metal-on-metal hip implants
Bloomberg reports: “Johnson & Johnson (JNJ), the world’s biggest maker of health-care products, said it will stop selling metal-on-metal and ceramic-on-metal hip replacements as demand wanes for the devices and U.S. regulators seek new rules.”
NY Times: “The orthopedic unit of Johnson & Johnson said Thursday that it was phasing out production of all-metal replacement hips, a move reflecting an industrywide trend to abandon the once widely used implants because of high early failure rates.”
J&J announced it will discontinue selling its metal-on-metal and ceramic-on-metal hips by the end of 2014. Consumers Union has voiced major patient safety concerns with metal-on-metal hip implants after hearing from many patients with metal-on-metal hips who faced problems and/or became disabled.
J&J Jury Urged to Award $5 Million for Failed Metal Hip
The high failure rate of the DePuy ASR metal-on-metal hip implant seen among the patients at one Illinois hospital underscores the dangers posed by this and other similar hip implants.

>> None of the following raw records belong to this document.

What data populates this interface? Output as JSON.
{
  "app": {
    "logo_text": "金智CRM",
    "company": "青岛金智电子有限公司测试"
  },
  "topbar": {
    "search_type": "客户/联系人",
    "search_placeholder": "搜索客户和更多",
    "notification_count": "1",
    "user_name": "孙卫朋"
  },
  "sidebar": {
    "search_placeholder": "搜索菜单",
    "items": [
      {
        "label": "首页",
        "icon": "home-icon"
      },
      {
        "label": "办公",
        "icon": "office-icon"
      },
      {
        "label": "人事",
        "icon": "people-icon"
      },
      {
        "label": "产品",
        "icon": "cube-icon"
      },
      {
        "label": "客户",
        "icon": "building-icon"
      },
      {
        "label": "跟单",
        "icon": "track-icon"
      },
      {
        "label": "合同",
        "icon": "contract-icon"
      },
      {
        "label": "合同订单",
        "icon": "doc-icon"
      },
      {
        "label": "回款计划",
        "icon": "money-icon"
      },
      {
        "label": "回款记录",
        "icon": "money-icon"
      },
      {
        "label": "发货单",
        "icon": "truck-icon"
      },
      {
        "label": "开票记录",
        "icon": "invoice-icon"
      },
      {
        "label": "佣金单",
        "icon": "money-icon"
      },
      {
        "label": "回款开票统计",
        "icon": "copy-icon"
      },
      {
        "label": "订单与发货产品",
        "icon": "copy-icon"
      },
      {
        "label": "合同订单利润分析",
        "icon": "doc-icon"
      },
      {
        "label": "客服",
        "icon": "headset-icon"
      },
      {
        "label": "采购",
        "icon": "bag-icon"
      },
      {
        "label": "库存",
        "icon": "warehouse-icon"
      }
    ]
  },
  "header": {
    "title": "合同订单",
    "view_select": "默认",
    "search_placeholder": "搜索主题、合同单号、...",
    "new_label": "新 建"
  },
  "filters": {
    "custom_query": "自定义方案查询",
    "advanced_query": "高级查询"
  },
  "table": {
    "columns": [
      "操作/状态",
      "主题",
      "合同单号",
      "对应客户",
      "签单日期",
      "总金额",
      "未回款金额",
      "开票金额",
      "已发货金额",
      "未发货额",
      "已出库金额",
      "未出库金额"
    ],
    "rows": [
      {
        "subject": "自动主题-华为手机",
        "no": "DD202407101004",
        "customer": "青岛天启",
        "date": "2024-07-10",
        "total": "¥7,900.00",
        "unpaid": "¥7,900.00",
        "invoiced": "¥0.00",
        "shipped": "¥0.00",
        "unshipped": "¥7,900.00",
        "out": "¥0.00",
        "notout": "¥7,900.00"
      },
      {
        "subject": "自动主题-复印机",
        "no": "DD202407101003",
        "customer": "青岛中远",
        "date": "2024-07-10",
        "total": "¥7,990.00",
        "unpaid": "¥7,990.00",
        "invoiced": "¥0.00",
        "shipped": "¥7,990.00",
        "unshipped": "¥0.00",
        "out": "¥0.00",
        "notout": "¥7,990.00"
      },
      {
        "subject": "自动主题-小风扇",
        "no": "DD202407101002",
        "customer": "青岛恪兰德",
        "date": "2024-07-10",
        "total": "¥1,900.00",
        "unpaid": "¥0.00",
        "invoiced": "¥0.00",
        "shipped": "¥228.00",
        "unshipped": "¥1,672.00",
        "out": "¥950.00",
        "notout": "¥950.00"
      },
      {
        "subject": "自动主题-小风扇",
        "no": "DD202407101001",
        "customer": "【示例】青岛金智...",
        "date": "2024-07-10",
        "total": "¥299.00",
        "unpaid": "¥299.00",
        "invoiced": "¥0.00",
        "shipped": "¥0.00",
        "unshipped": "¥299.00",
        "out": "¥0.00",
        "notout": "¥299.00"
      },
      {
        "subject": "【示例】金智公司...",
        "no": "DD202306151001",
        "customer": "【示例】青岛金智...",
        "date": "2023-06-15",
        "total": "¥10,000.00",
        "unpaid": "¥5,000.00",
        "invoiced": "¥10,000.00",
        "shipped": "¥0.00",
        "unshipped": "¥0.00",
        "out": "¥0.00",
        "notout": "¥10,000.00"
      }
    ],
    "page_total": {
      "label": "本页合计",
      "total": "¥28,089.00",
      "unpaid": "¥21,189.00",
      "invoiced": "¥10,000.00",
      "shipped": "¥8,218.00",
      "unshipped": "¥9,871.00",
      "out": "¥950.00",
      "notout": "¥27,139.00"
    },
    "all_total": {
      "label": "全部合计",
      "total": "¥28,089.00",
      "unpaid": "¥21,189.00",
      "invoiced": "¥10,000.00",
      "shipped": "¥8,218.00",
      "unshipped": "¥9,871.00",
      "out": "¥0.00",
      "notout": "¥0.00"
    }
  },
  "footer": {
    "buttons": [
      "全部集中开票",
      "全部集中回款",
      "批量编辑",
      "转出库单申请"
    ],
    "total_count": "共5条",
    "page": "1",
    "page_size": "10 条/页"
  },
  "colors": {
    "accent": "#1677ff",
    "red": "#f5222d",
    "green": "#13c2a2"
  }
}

NYT: “Federal prosecutors are investigating Johnson & Johnson’s practices in marketing a line of hip replacements recalled in 2010 because many had to be replaced within a few years — part of a string of more than 30 product recalls by the company in the last three and a half years.”
Johnson & Johnson disclosed government probes into two of its troubled products today.

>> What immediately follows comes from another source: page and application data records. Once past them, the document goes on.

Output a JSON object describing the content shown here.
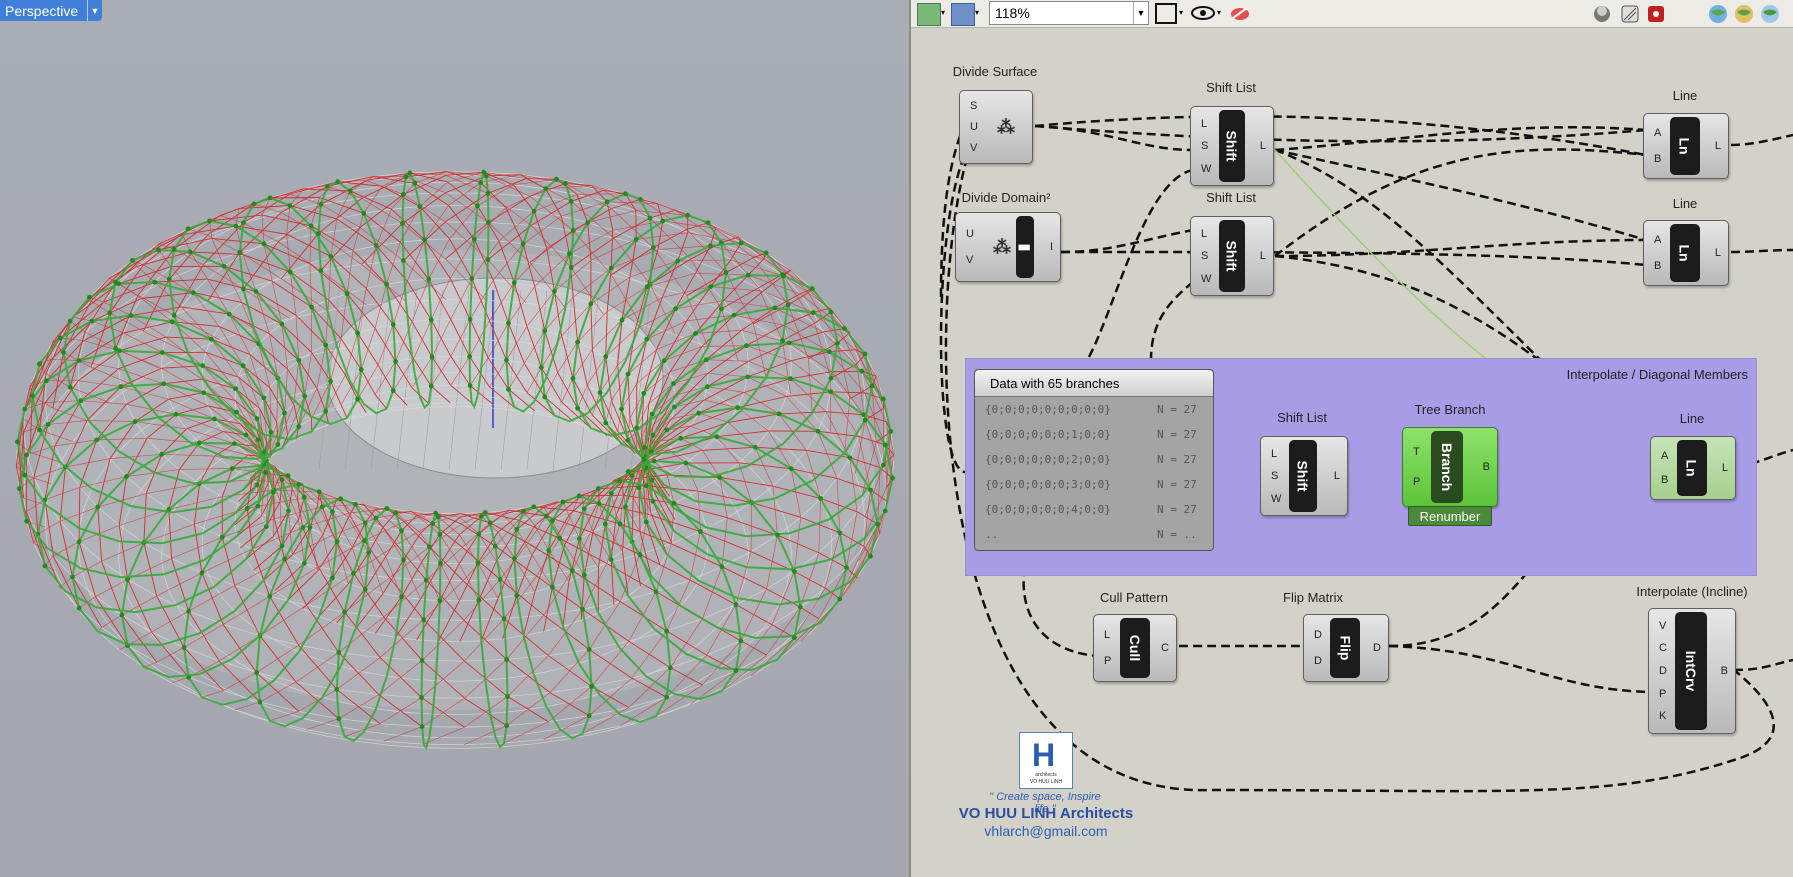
{
  "viewport": {
    "tab_label": "Perspective"
  },
  "toolbar": {
    "zoom_value": "118%"
  },
  "components": {
    "divide_surface": {
      "title": "Divide Surface",
      "inputs": [
        "S",
        "U",
        "V"
      ],
      "outputs": []
    },
    "shift_list_1": {
      "title": "Shift List",
      "core": "Shift",
      "inputs": [
        "L",
        "S",
        "W"
      ],
      "outputs": [
        "L"
      ]
    },
    "line_1": {
      "title": "Line",
      "core": "Ln",
      "inputs": [
        "A",
        "B"
      ],
      "outputs": [
        "L"
      ]
    },
    "divide_domain": {
      "title": "Divide Domain²",
      "inputs": [
        "U",
        "V"
      ],
      "outputs": [
        "I"
      ]
    },
    "shift_list_2": {
      "title": "Shift List",
      "core": "Shift",
      "inputs": [
        "L",
        "S",
        "W"
      ],
      "outputs": [
        "L"
      ]
    },
    "line_2": {
      "title": "Line",
      "core": "Ln",
      "inputs": [
        "A",
        "B"
      ],
      "outputs": [
        "L"
      ]
    },
    "shift_list_3": {
      "title": "Shift List",
      "core": "Shift",
      "inputs": [
        "L",
        "S",
        "W"
      ],
      "outputs": [
        "L"
      ]
    },
    "tree_branch": {
      "title": "Tree Branch",
      "core": "Branch",
      "inputs": [
        "T",
        "P"
      ],
      "outputs": [
        "B"
      ],
      "label": "Renumber"
    },
    "line_3": {
      "title": "Line",
      "core": "Ln",
      "inputs": [
        "A",
        "B"
      ],
      "outputs": [
        "L"
      ]
    },
    "cull_pattern": {
      "title": "Cull Pattern",
      "core": "Cull",
      "inputs": [
        "L",
        "P"
      ],
      "outputs": [
        "C"
      ]
    },
    "flip_matrix": {
      "title": "Flip Matrix",
      "core": "Flip",
      "inputs": [
        "D",
        "D"
      ],
      "outputs": [
        "D"
      ]
    },
    "interpolate_incline": {
      "title": "Interpolate (Incline)",
      "core": "IntCrv",
      "inputs": [
        "V",
        "C",
        "D",
        "P",
        "K"
      ],
      "outputs": [
        "B"
      ]
    }
  },
  "group": {
    "label": "Interpolate / Diagonal Members",
    "color": "#a99ce6"
  },
  "panel": {
    "title": "Data with 65 branches",
    "rows": [
      {
        "path": "{0;0;0;0;0;0;0;0;0}",
        "count": "N = 27"
      },
      {
        "path": "{0;0;0;0;0;0;1;0;0}",
        "count": "N = 27"
      },
      {
        "path": "{0;0;0;0;0;0;2;0;0}",
        "count": "N = 27"
      },
      {
        "path": "{0;0;0;0;0;0;3;0;0}",
        "count": "N = 27"
      },
      {
        "path": "{0;0;0;0;0;0;4;0;0}",
        "count": "N = 27"
      },
      {
        "path": "..",
        "count": "N = .."
      }
    ]
  },
  "branding": {
    "logo_letter": "H",
    "logo_line1": "architects",
    "logo_line2": "VO HUU LINH",
    "tagline": "\" Create space, Inspire life \"",
    "firm": "VO HUU LINH Architects",
    "email": "vhlarch@gmail.com"
  },
  "colors": {
    "accent": "#3f7fd9",
    "green_nodes": "#2e9a2e",
    "red_members": "#d03030",
    "tree_branch": "#6fd24a"
  }
}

Associated Press reports: “Hip replacements are slightly more likely to fail in women than in men, according to one of the largest studies of its kind in U.S. patients. The risk of the implants failing is low, but women were 29% more likely than men to need a repeat surgery within the first three years.”
Commentary Sheds Light on FDA Approval Process for Implantable Body Parts